The story of Gutturnio wine and why it’s drunk out of white porcelain cups
The Chief Taster and I were given two nights in a castle in Italy as a very generous anniversary present. The castle was in Vigoleno, a medieval fortified village in remarkably good nick, and complete with a 12th century Romanesque church, and stunning views over the surrounding fertile valley.
On the first night we went to a small, traditional restaurant and ordered vino da tavola. Then we were astonished when it was served to us, instead of in glasses, in white ceramic bowls. We were told that that this was the traditional way of serving the local wine, Gutturnio.
Brief history of Gutturnio wine
Barbera vines began to be cultivated around Piacenza in the second half of the nineteenth century.
In 1908, it was reported in the Agricoltura Piacentina that Bonarda wine, also known as Croatina wine, was being cultivated experimentally and showing great promise. It suffered during the phylloxera blight, but returned to strong growth in the 1930s. Cuttings were propagated in a controlled area at Pellegrina.
It was the wine expert, Mario Prati, who had the bright idea to mix the two grapes. The acidity of the Barbera would be softened and smoothed, and the strong tannin flavour of the Bonarda reduced, with the resultant wine being better balanced.
In 1938 Prati suggested that this new blended wine should be called Gutturnio and three years later the Ministry of Agriculture included it in its list of prestigious Italian wines. In 1967 Gutturnio became the seventh Italian wine to be awarded a DOC denomination (for more on DOCs follow this link).
Where did the name come from?
The origins of the name are a bit complex. Basically, there seem to be two, very different, liquid-holding vessels, both referred to as a Gutturnium.
An ancient Roman vessel, small, with a narrow neck, was found in caves at Velleia. Until the 1970s, this vessel was closely associated with the local wine.
But in 1878, another vessel was fished out of the Po, at Croce Santo Spirito, by a fortunate fisherman, and a number of replicas were made by a local Piacenzan silversmith. This vessel had a capacity of about two litres. Again, dating back to Roman times, it was a tankard (now on show at the Musei Capitolini in Rome) which was handed around at the end of a dinner, providing all the guests with ‘one for the road’ as it were, and ending the meal with a kind of ceremony of friendship. Made of silver, the handle is richly carved and decorated with vine tendrils and bunches of grapes, and the body of the vessel is stamped with a pattern of small rhomboid shapes.

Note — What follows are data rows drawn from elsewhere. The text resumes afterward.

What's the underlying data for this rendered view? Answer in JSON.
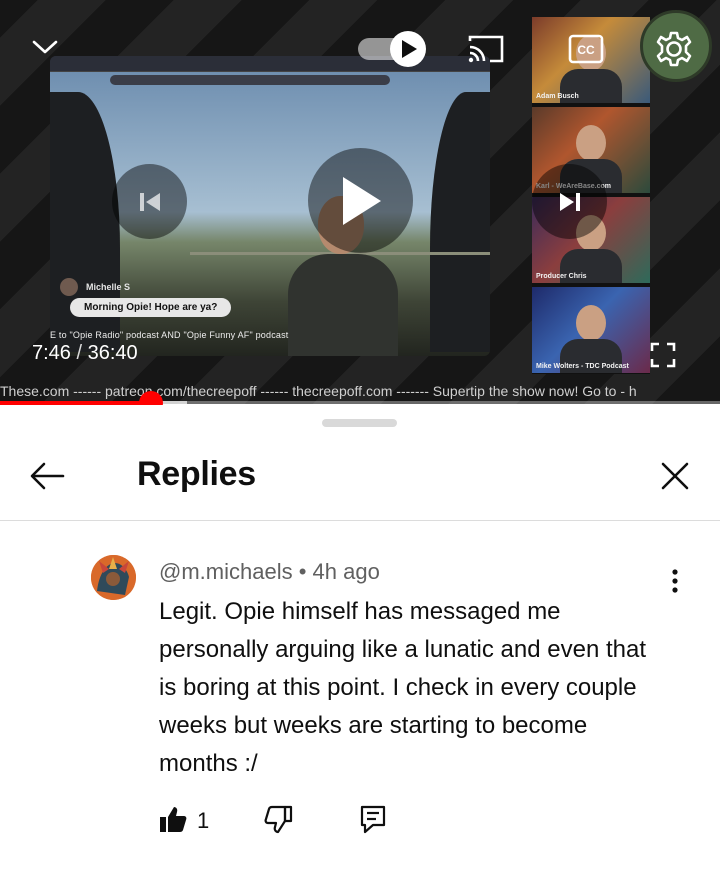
{
  "player": {
    "current_time": "7:46",
    "separator": "/",
    "duration": "36:40",
    "progress_fraction": 0.21,
    "buffer_fraction": 0.26,
    "marquee_text": "These.com ------ patreon.com/thecreepoff ------ thecreepoff.com ------- Supertip the show now! Go to - h",
    "overlay_chat_name": "Michelle S",
    "overlay_chat_message": "Morning Opie! Hope are ya?",
    "overlay_caption": "E to \"Opie Radio\" podcast AND \"Opie Funny AF\" podcast",
    "webcams": [
      {
        "label": "Adam Busch"
      },
      {
        "label": "Karl - WeAreBase.com"
      },
      {
        "label": "Producer Chris"
      },
      {
        "label": "Mike Wolters - TDC Podcast"
      }
    ],
    "icons": {
      "collapse": "chevron-down-icon",
      "autoplay": "autoplay-toggle-icon",
      "cast": "cast-icon",
      "captions": "cc-icon",
      "settings": "gear-icon",
      "previous": "skip-previous-icon",
      "play": "play-icon",
      "next": "skip-next-icon",
      "fullscreen": "fullscreen-icon"
    },
    "accent_color": "#ff0000"
  },
  "sheet": {
    "title": "Replies",
    "icons": {
      "back": "arrow-left-icon",
      "close": "close-icon"
    }
  },
  "reply": {
    "author": "@m.michaels",
    "separator": "•",
    "time": "4h ago",
    "text": "Legit. Opie himself has messaged me personally arguing like a lunatic and even that is boring at this point. I check in every couple weeks but weeks are starting to become months :/",
    "like_count": "1",
    "icons": {
      "like": "thumbs-up-filled-icon",
      "dislike": "thumbs-down-icon",
      "reply": "comment-icon",
      "more": "more-vertical-icon"
    }
  }
}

In 1972, the academic, Serafino Maggi, identified this second vessel as the true Gutturnium. The purpose of the much smaller vessel (it was about 9 cm high) it transpired was much more likely to be to measure essences and perfumes, an aryballos in fact. Although pretty, the vessel is round with a narrow neck opening, not ideal for holding wine.
And so now Gutturnio is associated with the larger vessel.
In any case, Prati chose the name of an ancient Roman drinking vessel as the inspiration for his new wine. Wines from Piacenza were already well-known in Roman times, with Cicero making a famous speech in which he rails against Piso (Julius Cæsar’s father-in-law) for drinking over-large chalices of wine from Piacenza. As far afield as the Roman province of central Anatolia (present day Turkey) in the temple of Zeus in Aizanoi you can see a stone needle carved with a Roman eagle and a Gutturnium.
About Gutturnio wine and what to eat with it
There are two types of Gutturnio – the fizzy (not up to much in our view); and the classic, which is also produced as a riserva. The fizzy goes best with salamis and cheeses. The classic does well with red meat – roast, braised, or grilled.
Why is Gutturnio served in white ceramic bowls?
The theory is that Gutturnio is served in white china bowls (known locally as lo scudlein, or in standard Italian as una ciotola) because it allows the wine to breathe more fully. But it is also a symbol of peasant culture – rural workers would not have been able to afford glass vessels.
At the Piacenza pavilion at the 2015 Expo visitors were invited to a day dedicated al pollice rosso (‘to the red thumb’), a day being named after the determined drinkers of the bars in Piacenza who, when holding their overflowing scudlein, found their thumb dipping into the contents, and subsequently remaining stained a deep ruby colour.
I smell a marketing brain involved in this somewhere!
For more posts about wine, follow this link.